This process may take 15-30 days once the request is received.
The Internal Appeals Process
If your plan denies your prior authorization request, a COOLIEF* Patient Access Program Case Manager will submit an appeal letter and your clinical records on your behalf in an effort to demonstrate medical necessity. Our team will request up to two levels of internal appeals, however your plan may only require one level. If the plan approves, no further action is required, and the procedure may be scheduled.
This process may take 30-45 days after an appeal is submitted. If a second internal (Level 2) appeal is available, it may take an additional 30-45 days.
Your Right To An External Appeal
If your plan denies your internal appeal(s), you may have the right to request an External Review with an Independent Review Organization (IRO). A COOLIEF* Patient Access Program Case Manager will facilitate this process on your behalf. The decision of the IRO is binding.
This process may take 45-60 days once the external review request is submitted.
Please know that our team will continue to work diligently with you, your physician, and your insurer to obtain authorization for the COOLIEF* cooled radiofrequency treatment. We ask you to please be patient throughout the authorization and appeals process as it may take anywhere between 1-4 months from when your prior authorization is initially submitted.
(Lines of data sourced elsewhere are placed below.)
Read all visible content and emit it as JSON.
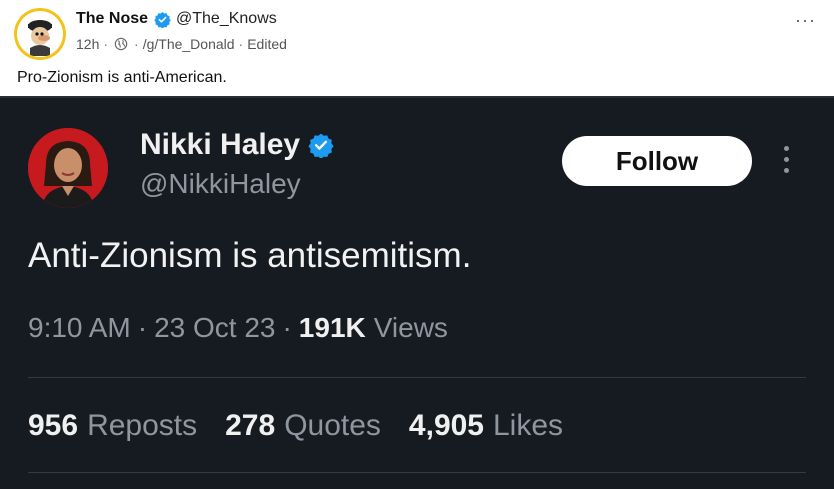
{
  "post": {
    "author_name": "The Nose",
    "author_handle": "@The_Knows",
    "time": "12h",
    "separator": "·",
    "community": "/g/The_Donald",
    "edited": "Edited",
    "more_label": "···",
    "body": "Pro-Zionism is anti-American."
  },
  "tweet": {
    "name": "Nikki Haley",
    "handle": "@NikkiHaley",
    "follow_label": "Follow",
    "text": "Anti-Zionism is antisemitism.",
    "time": "9:10 AM",
    "date": "23 Oct 23",
    "separator": "·",
    "views_count": "191K",
    "views_label": "Views",
    "stats": [
      {
        "value": "956",
        "label": "Reposts"
      },
      {
        "value": "278",
        "label": "Quotes"
      },
      {
        "value": "4,905",
        "label": "Likes"
      }
    ]
  },
  "colors": {
    "verified_blue": "#1d9bf0",
    "tweet_background": "#161b22",
    "avatar_ring": "#f4c21b",
    "tweet_avatar_bg": "#c61a1f"
  },
  "icons": {
    "post_avatar": "cartoon-avatar-icon",
    "verified": "verified-badge-icon",
    "globe": "globe-icon",
    "more": "more-options-icon"
  }
}
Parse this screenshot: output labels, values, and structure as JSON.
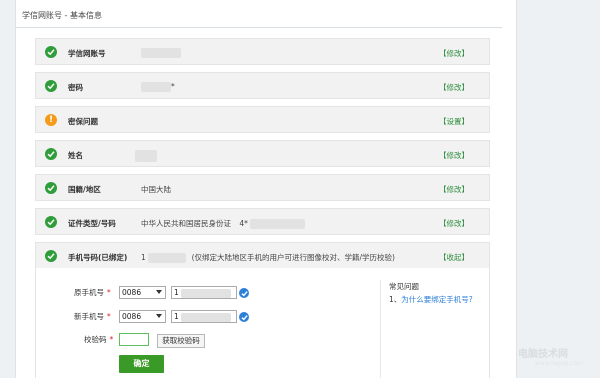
{
  "page": {
    "title": "学信网账号 - 基本信息"
  },
  "rows": [
    {
      "label": "学信网账号",
      "value": "",
      "action": "【修改】",
      "status": "ok"
    },
    {
      "label": "密码",
      "value": "*",
      "action": "【修改】",
      "status": "ok"
    },
    {
      "label": "密保问题",
      "value": "",
      "action": "【设置】",
      "status": "warn"
    },
    {
      "label": "姓名",
      "value": "",
      "action": "【修改】",
      "status": "ok"
    },
    {
      "label": "国籍/地区",
      "value": "中国大陆",
      "action": "【修改】",
      "status": "ok"
    },
    {
      "label": "证件类型/号码",
      "value": "中华人民共和国居民身份证",
      "value2": "4*",
      "action": "【修改】",
      "status": "ok"
    },
    {
      "label": "手机号码(已绑定)",
      "value": "1",
      "note": "(仅绑定大陆地区手机的用户可进行图像校对、学籍/学历校验)",
      "action": "【收起】",
      "status": "ok"
    }
  ],
  "form": {
    "old_phone": {
      "label": "原手机号",
      "required": "*",
      "country_code": "0086",
      "number_prefix": "1"
    },
    "new_phone": {
      "label": "新手机号",
      "required": "*",
      "country_code": "0086",
      "number_prefix": "1"
    },
    "code": {
      "label": "校验码",
      "required": "*",
      "value": "",
      "get_code_label": "获取校验码"
    },
    "confirm_label": "确定"
  },
  "faq": {
    "title": "常见问题",
    "items": [
      {
        "num": "1、",
        "text": "为什么要绑定手机号?"
      }
    ]
  },
  "watermark": {
    "text": "电脑技术网",
    "sub": "www.tagxp.com"
  },
  "colors": {
    "green_action": "#2d8c3c",
    "ok_icon": "#2f9e3a",
    "warn_icon": "#f59b1b",
    "confirm_button": "#3a9a27",
    "link_blue": "#2d7fd8"
  }
}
If you and your physician decide that the COOLIEF* is right for you, we stand ready to assist you.
Not sure if you’re ready for COOLIEF*? Talk with your primary physician using this guide. Remember, only a COOLIEF-trained specialist can perform this innovative procedure.
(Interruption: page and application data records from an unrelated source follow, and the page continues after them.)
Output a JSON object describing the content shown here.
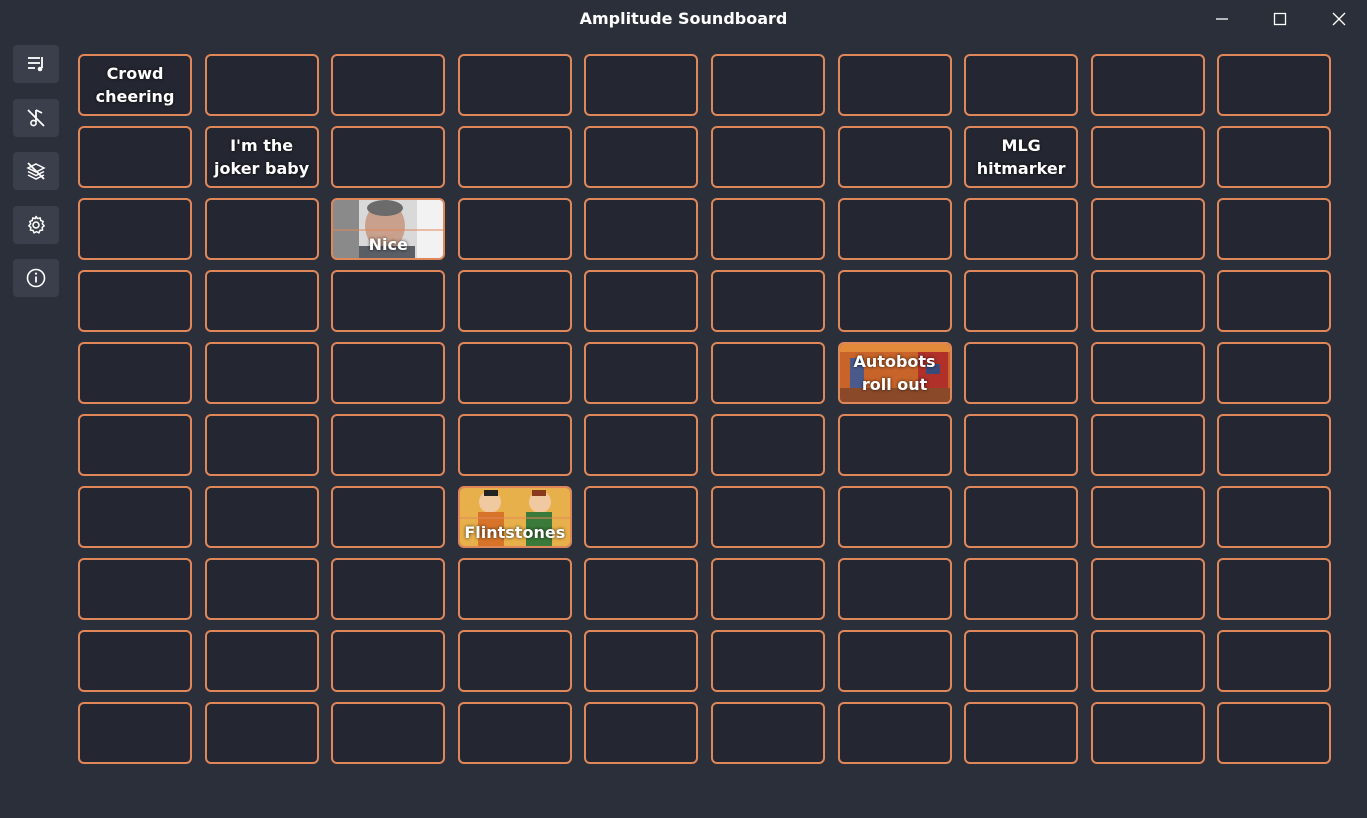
{
  "window": {
    "title": "Amplitude Soundboard",
    "controls": [
      "minimize",
      "maximize",
      "close"
    ]
  },
  "sidebar": {
    "buttons": [
      {
        "icon": "queue-list-icon",
        "name": "queue-button"
      },
      {
        "icon": "stop-music-icon",
        "name": "stop-sound-button"
      },
      {
        "icon": "hide-layers-icon",
        "name": "toggle-layers-button"
      },
      {
        "icon": "gear-icon",
        "name": "settings-button"
      },
      {
        "icon": "info-icon",
        "name": "about-button"
      }
    ]
  },
  "grid": {
    "rows": 10,
    "columns": 10,
    "accent_color": "#e0875a",
    "pads": [
      {
        "row": 0,
        "col": 0,
        "label": "Crowd cheering",
        "image": null
      },
      {
        "row": 1,
        "col": 1,
        "label": "I'm the joker baby",
        "image": null
      },
      {
        "row": 1,
        "col": 7,
        "label": "MLG hitmarker",
        "image": null
      },
      {
        "row": 2,
        "col": 2,
        "label": "Nice",
        "image": "man-photo"
      },
      {
        "row": 4,
        "col": 6,
        "label": "Autobots roll out",
        "image": "robot-art"
      },
      {
        "row": 6,
        "col": 3,
        "label": "Flintstones",
        "image": "cartoon-art"
      }
    ]
  }
}
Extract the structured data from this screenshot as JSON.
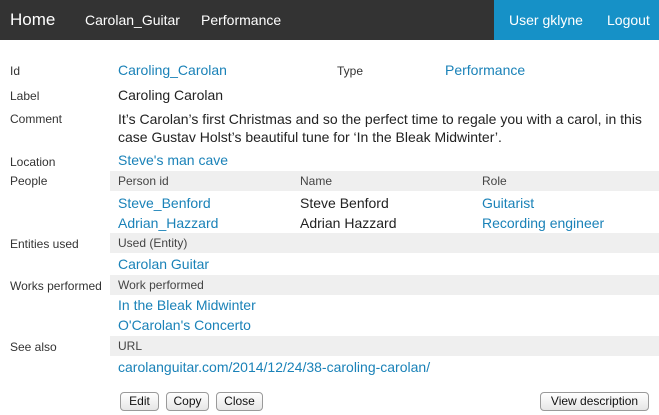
{
  "topbar": {
    "home": "Home",
    "collection": "Carolan_Guitar",
    "type": "Performance",
    "user": "User gklyne",
    "logout": "Logout"
  },
  "fields": {
    "id_label": "Id",
    "id_value": "Caroling_Carolan",
    "type_label": "Type",
    "type_value": "Performance",
    "label_label": "Label",
    "label_value": "Caroling Carolan",
    "comment_label": "Comment",
    "comment_value": "It’s Carolan’s first Christmas and so the perfect time to regale you with a carol, in this case Gustav Holst’s beautiful tune for ‘In the Bleak Midwinter’.",
    "location_label": "Location",
    "location_value": "Steve's man cave"
  },
  "people": {
    "label": "People",
    "columns": [
      "Person id",
      "Name",
      "Role"
    ],
    "rows": [
      {
        "id": "Steve_Benford",
        "name": "Steve Benford",
        "role": "Guitarist"
      },
      {
        "id": "Adrian_Hazzard",
        "name": "Adrian Hazzard",
        "role": "Recording engineer"
      }
    ]
  },
  "entities": {
    "label": "Entities used",
    "header": "Used (Entity)",
    "items": [
      "Carolan Guitar"
    ]
  },
  "works": {
    "label": "Works performed",
    "header": "Work performed",
    "items": [
      "In the Bleak Midwinter",
      "O'Carolan's Concerto"
    ]
  },
  "see_also": {
    "label": "See also",
    "header": "URL",
    "items": [
      "carolanguitar.com/2014/12/24/38-caroling-carolan/"
    ]
  },
  "buttons": {
    "edit": "Edit",
    "copy": "Copy",
    "close": "Close",
    "view_description": "View description"
  }
}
Find out more about OA knee pain and if COOLIEF* may be right for you.
Information about knee pain
- Osteoarthritis is a disease that damages the slippery tissue that covers the ends of bones in a joint. This allows bones to rub together, causing pain and stiffness.
- Osteoarthritis occurs most often in older people. Younger people sometimes get the disease after joint injuries.
- Knee pain can be caused by several things, such as bone spurs, cartilage fragments in meniscus fluid, or worn-away cartilage.
Information about back pain
- Back pain is one of the most common medical problems in the US.
- Acute pain is the most common type of back pain and lasts no longer than 6 weeks. Chronic pain can come on quickly or slowly and lasts a long time, generally longer than 3 months.
- Back pain is a symptom of a medical condition. It can get better even if you do not know the cause.
- Chronic back pain can occur in one or several locations of the back, including the cervical, thoracic, or lumbar areas. Speak with your doctor to identify the location of the pain and how to treat it.
There are COOLIEF*-trained specialists all across the country. Interested in an appointment?
I’m looking for a COOLIEF*-trained specialist for my pain near
- Kapural L, Nageeb F, Kapural M, et al. Cooled radiofrequency (RF) system for the treatment of chronic pain from sacroiliitis: The first case-series. Pain Pract. 2008;8:348-354.
- Pauza K. Cadaveric intervertebral disc temperature mapping during disc biacuplasty. Pain Physician. 2008;11:669-676.
- Kapural L, Hicks D, Mekhail N, et al. Histological changes and temperature distribution studies of a novel bipolar radiofrequency heating system in degenerate and nondegenerate human cadaver lumbar discs. Pain Med.2008;9:68-75.
- Petersohn JD, Conquergood LR, Leung M. Acute histologic effects and thermal distribution profile of disc biacuplasty using a novel water-cooled bipolar electrode system in an in vivo porcine model. Pain Med.2008;9:26-32.
- Gupta A. Evidence-based review of RF ablation techniques for chronic sacroiliac joint pain. Pain Med News. 2010;1-8.
- Kapural L. Intervertebral disc cooled bipolar radiofrequency (intradiskal biacuplasty) for the treatment of lumbar discogenic pain: a 12-month follow-up of the pilot study. Pain Med. 2008; 9:407-408.